In Voskamp’s religion, thanksgiving precedes miracles…so when a person is thankful enough, miracles happen. When a person is thankful enough, salvation happens! Just look at thankful leper that Jesus healed. “Sozo means salvation. It means true wellness, complete wholeness. To live sozo is to live the full life. Jesus came that we might live life to the full; He came to give us sozo. And when did the leper receive sozo — the saving to the full, whole life? When he returned and gave thanks….Our very saving is associated with our gratitude,” (p. 38-39).

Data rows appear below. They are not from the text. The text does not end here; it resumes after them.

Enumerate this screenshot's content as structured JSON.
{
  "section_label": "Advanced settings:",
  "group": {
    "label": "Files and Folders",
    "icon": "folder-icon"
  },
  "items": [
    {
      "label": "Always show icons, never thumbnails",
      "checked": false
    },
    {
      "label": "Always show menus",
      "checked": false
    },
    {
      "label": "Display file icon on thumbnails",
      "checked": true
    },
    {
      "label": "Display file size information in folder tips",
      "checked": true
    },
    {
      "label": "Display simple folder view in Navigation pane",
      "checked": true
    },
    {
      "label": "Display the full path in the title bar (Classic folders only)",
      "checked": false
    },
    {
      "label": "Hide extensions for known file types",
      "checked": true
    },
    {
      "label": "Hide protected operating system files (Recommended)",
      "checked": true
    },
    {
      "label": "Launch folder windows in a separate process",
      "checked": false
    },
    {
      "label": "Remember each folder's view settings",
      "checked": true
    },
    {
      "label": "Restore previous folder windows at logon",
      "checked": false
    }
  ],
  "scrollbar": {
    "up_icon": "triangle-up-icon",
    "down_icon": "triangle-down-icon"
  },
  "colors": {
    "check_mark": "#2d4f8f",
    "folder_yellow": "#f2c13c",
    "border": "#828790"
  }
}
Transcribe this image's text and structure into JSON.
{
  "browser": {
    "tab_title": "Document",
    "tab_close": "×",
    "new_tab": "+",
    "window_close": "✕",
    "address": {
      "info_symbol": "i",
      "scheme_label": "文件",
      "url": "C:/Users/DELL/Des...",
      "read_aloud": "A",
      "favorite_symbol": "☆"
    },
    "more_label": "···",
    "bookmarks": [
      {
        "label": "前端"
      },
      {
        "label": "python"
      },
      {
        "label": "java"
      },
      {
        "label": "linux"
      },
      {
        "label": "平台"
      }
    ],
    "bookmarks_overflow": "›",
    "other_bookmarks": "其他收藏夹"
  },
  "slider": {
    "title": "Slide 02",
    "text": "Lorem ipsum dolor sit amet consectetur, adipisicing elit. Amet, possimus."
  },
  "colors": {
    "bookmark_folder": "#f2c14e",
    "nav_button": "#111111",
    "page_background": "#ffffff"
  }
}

If we may put theology aside, for just a moment, Voskamp’s literary style is so absurdly flowery that it is downright gaudy. At best it is overwritten, sounding, at times, like a theological satire of a cheesy romance novel, at worst it is straight up nonsensical. In short, Voskamp uses many words to not really say much at all. It is as if her goal was to paint the reader a picture with words, but instead she just threw together a word salad of descriptors that would make her appear sensitive and ethereal, all the while distracting the reader from the book’s marvelous lack of substance. In short, her style is not for everyone, as it is very self-consciously poetic, and excruciatingly slow-moving reading.
In addition to the style, Voskamp not only brings artistic focus to the mundane things of everyday life, but she also has a tendency to mystical-ize moments that modest people generally only discuss with their most intimate partners. She literally begins her story with her birth — using her standard, overly-poetic imagery, including graphic details involving her mother’s birth canal, the ring of fire, blood, and vernix. Chapter 11 begins with the statement, “I fly to Paris and discover how to make love to God,” (p. 201). Christians frequently discuss the relationship between Christ and the Church in terms of marital intimacy, but Voskamp takes it to a new level, writing: “I want to be in God and God to be in me, to exchange love and blessings and caresses and, like the apostle-pilgrims, my eyes open and I know it is because of this burning of the heart: this moment is a divine interchange. I raise my hand slightly, finger imperceptibly the air before the canvas and this is intercourse disrobed of its connotations, pure and unadulterated: a passing between. A connection, a communicating, an exchange, between tender Bridegroom and His Bride. The intercourse of soul with God is the very climax of joy,” (p. 217-218).
Lest anyone think that Voskamp only engages in sexual oversharing, she also provides vivid descriptions of her sister’s tragic and accidental death as a toddler. Some women may find the randomly dispersed references to her sister’s death in nearly every chapter upsetting. This incident, which appears to be the only memorable thing of the poor child’s existence, eventually caused a psychotic break in her mother, who was institutionalized during Voskamp’s formative years (more oversharing).
Would we recommend?
We are finding it really (REALLY!) challenging to recommend this book to anyone. For kindling? To make someone hate reading words in sentence form? As a blunt object with which a reader could stab out their own eyes? Absolutely. We can recommend it for that.
If you want to read something on thankfulness, even thankfulness in the ordinariness of vocation, there are better places to go. This is just painful.